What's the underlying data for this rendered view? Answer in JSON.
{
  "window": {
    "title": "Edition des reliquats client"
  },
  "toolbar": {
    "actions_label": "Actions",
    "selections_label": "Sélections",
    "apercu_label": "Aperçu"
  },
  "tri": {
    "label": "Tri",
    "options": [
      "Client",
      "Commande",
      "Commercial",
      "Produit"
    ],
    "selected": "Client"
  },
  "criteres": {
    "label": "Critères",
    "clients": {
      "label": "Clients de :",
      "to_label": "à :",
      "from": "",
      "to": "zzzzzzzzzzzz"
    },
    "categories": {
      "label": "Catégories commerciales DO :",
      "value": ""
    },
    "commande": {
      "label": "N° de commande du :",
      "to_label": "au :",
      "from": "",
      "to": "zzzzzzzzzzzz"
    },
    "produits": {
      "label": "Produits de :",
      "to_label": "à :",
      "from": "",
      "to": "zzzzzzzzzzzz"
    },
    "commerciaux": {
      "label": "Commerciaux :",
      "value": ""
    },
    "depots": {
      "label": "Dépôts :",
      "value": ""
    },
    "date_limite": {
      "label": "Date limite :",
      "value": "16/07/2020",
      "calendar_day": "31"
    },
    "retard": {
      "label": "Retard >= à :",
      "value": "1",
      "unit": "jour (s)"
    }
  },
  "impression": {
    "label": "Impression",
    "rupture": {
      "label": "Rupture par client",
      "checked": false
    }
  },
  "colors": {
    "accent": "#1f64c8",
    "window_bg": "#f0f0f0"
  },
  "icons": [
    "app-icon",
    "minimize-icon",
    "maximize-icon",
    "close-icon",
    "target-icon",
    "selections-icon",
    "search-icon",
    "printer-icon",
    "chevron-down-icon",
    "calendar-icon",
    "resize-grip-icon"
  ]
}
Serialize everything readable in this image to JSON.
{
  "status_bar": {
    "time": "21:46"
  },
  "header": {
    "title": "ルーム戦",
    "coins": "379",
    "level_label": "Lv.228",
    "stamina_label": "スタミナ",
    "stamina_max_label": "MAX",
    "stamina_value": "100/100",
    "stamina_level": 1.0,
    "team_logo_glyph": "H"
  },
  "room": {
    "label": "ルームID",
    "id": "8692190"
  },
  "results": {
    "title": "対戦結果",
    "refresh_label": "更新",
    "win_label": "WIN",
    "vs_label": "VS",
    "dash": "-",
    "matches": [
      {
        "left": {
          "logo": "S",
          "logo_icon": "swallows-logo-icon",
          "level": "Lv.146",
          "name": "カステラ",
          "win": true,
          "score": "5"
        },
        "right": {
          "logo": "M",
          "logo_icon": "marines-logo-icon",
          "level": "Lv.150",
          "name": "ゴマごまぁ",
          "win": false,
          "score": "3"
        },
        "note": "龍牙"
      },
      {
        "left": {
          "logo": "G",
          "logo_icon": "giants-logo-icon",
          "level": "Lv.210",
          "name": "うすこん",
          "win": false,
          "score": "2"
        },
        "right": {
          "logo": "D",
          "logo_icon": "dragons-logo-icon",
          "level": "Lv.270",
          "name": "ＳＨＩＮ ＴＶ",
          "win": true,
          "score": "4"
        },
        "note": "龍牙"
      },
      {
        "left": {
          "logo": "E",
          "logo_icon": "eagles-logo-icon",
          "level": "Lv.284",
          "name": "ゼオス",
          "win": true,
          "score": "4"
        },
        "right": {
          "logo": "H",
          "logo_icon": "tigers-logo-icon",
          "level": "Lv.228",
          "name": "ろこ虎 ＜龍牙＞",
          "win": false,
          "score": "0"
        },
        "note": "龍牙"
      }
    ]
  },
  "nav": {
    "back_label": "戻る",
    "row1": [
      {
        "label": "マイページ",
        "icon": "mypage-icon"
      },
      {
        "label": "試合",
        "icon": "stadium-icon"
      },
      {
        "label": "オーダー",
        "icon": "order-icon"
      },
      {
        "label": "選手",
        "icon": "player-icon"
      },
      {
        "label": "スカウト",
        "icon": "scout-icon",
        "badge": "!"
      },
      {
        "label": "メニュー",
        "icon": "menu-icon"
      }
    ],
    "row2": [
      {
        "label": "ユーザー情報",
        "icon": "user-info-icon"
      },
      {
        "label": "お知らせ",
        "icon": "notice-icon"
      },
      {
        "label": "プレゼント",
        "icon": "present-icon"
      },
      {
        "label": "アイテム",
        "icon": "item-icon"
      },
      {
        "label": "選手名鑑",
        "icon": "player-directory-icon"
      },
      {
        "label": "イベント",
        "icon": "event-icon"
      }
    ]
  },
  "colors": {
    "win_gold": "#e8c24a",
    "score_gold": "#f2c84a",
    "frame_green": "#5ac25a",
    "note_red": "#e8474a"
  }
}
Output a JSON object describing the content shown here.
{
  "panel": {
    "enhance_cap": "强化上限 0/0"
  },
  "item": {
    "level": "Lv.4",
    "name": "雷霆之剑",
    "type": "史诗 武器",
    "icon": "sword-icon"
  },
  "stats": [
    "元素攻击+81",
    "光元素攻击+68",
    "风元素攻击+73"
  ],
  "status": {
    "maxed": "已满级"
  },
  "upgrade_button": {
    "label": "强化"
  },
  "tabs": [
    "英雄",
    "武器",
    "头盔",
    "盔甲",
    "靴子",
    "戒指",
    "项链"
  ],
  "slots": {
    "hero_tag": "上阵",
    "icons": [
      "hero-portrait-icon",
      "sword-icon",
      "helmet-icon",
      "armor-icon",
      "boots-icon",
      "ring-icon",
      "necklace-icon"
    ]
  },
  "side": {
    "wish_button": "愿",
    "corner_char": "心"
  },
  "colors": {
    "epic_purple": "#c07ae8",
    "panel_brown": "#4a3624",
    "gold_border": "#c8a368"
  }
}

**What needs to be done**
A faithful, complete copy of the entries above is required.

**Response to this exercise**
What's the underlying data for this rendered view? Answer in JSON.
{
  "window": {
    "title": "Edition des reliquats client"
  },
  "toolbar": {
    "actions_label": "Actions",
    "selections_label": "Sélections",
    "apercu_label": "Aperçu"
  },
  "tri": {
    "label": "Tri",
    "options": [
      "Client",
      "Commande",
      "Commercial",
      "Produit"
    ],
    "selected": "Client"
  },
  "criteres": {
    "label": "Critères",
    "clients": {
      "label": "Clients de :",
      "to_label": "à :",
      "from": "",
      "to": "zzzzzzzzzzzz"
    },
    "categories": {
      "label": "Catégories commerciales DO :",
      "value": ""
    },
    "commande": {
      "label": "N° de commande du :",
      "to_label": "au :",
      "from": "",
      "to": "zzzzzzzzzzzz"
    },
    "produits": {
      "label": "Produits de :",
      "to_label": "à :",
      "from": "",
      "to": "zzzzzzzzzzzz"
    },
    "commerciaux": {
      "label": "Commerciaux :",
      "value": ""
    },
    "depots": {
      "label": "Dépôts :",
      "value": ""
    },
    "date_limite": {
      "label": "Date limite :",
      "value": "16/07/2020",
      "calendar_day": "31"
    },
    "retard": {
      "label": "Retard >= à :",
      "value": "1",
      "unit": "jour (s)"
    }
  },
  "impression": {
    "label": "Impression",
    "rupture": {
      "label": "Rupture par client",
      "checked": false
    }
  },
  "colors": {
    "accent": "#1f64c8",
    "window_bg": "#f0f0f0"
  },
  "icons": [
    "app-icon",
    "minimize-icon",
    "maximize-icon",
    "close-icon",
    "target-icon",
    "selections-icon",
    "search-icon",
    "printer-icon",
    "chevron-down-icon",
    "calendar-icon",
    "resize-grip-icon"
  ]
}
Serialize everything readable in this image to JSON.
{
  "status_bar": {
    "time": "21:46"
  },
  "header": {
    "title": "ルーム戦",
    "coins": "379",
    "level_label": "Lv.228",
    "stamina_label": "スタミナ",
    "stamina_max_label": "MAX",
    "stamina_value": "100/100",
    "stamina_level": 1.0,
    "team_logo_glyph": "H"
  },
  "room": {
    "label": "ルームID",
    "id": "8692190"
  },
  "results": {
    "title": "対戦結果",
    "refresh_label": "更新",
    "win_label": "WIN",
    "vs_label": "VS",
    "dash": "-",
    "matches": [
      {
        "left": {
          "logo": "S",
          "logo_icon": "swallows-logo-icon",
          "level": "Lv.146",
          "name": "カステラ",
          "win": true,
          "score": "5"
        },
        "right": {
          "logo": "M",
          "logo_icon": "marines-logo-icon",
          "level": "Lv.150",
          "name": "ゴマごまぁ",
          "win": false,
          "score": "3"
        },
        "note": "龍牙"
      },
      {
        "left": {
          "logo": "G",
          "logo_icon": "giants-logo-icon",
          "level": "Lv.210",
          "name": "うすこん",
          "win": false,
          "score": "2"
        },
        "right": {
          "logo": "D",
          "logo_icon": "dragons-logo-icon",
          "level": "Lv.270",
          "name": "ＳＨＩＮ ＴＶ",
          "win": true,
          "score": "4"
        },
        "note": "龍牙"
      },
      {
        "left": {
          "logo": "E",
          "logo_icon": "eagles-logo-icon",
          "level": "Lv.284",
          "name": "ゼオス",
          "win": true,
          "score": "4"
        },
        "right": {
          "logo": "H",
          "logo_icon": "tigers-logo-icon",
          "level": "Lv.228",
          "name": "ろこ虎 ＜龍牙＞",
          "win": false,
          "score": "0"
        },
        "note": "龍牙"
      }
    ]
  },
  "nav": {
    "back_label": "戻る",
    "row1": [
      {
        "label": "マイページ",
        "icon": "mypage-icon"
      },
      {
        "label": "試合",
        "icon": "stadium-icon"
      },
      {
        "label": "オーダー",
        "icon": "order-icon"
      },
      {
        "label": "選手",
        "icon": "player-icon"
      },
      {
        "label": "スカウト",
        "icon": "scout-icon",
        "badge": "!"
      },
      {
        "label": "メニュー",
        "icon": "menu-icon"
      }
    ],
    "row2": [
      {
        "label": "ユーザー情報",
        "icon": "user-info-icon"
      },
      {
        "label": "お知らせ",
        "icon": "notice-icon"
      },
      {
        "label": "プレゼント",
        "icon": "present-icon"
      },
      {
        "label": "アイテム",
        "icon": "item-icon"
      },
      {
        "label": "選手名鑑",
        "icon": "player-directory-icon"
      },
      {
        "label": "イベント",
        "icon": "event-icon"
      }
    ]
  },
  "colors": {
    "win_gold": "#e8c24a",
    "score_gold": "#f2c84a",
    "frame_green": "#5ac25a",
    "note_red": "#e8474a"
  }
}
Output a JSON object describing the content shown here.
{
  "panel": {
    "enhance_cap": "强化上限 0/0"
  },
  "item": {
    "level": "Lv.4",
    "name": "雷霆之剑",
    "type": "史诗 武器",
    "icon": "sword-icon"
  },
  "stats": [
    "元素攻击+81",
    "光元素攻击+68",
    "风元素攻击+73"
  ],
  "status": {
    "maxed": "已满级"
  },
  "upgrade_button": {
    "label": "强化"
  },
  "tabs": [
    "英雄",
    "武器",
    "头盔",
    "盔甲",
    "靴子",
    "戒指",
    "项链"
  ],
  "slots": {
    "hero_tag": "上阵",
    "icons": [
      "hero-portrait-icon",
      "sword-icon",
      "helmet-icon",
      "armor-icon",
      "boots-icon",
      "ring-icon",
      "necklace-icon"
    ]
  },
  "side": {
    "wish_button": "愿",
    "corner_char": "心"
  },
  "colors": {
    "epic_purple": "#c07ae8",
    "panel_brown": "#4a3624",
    "gold_border": "#c8a368"
  }
}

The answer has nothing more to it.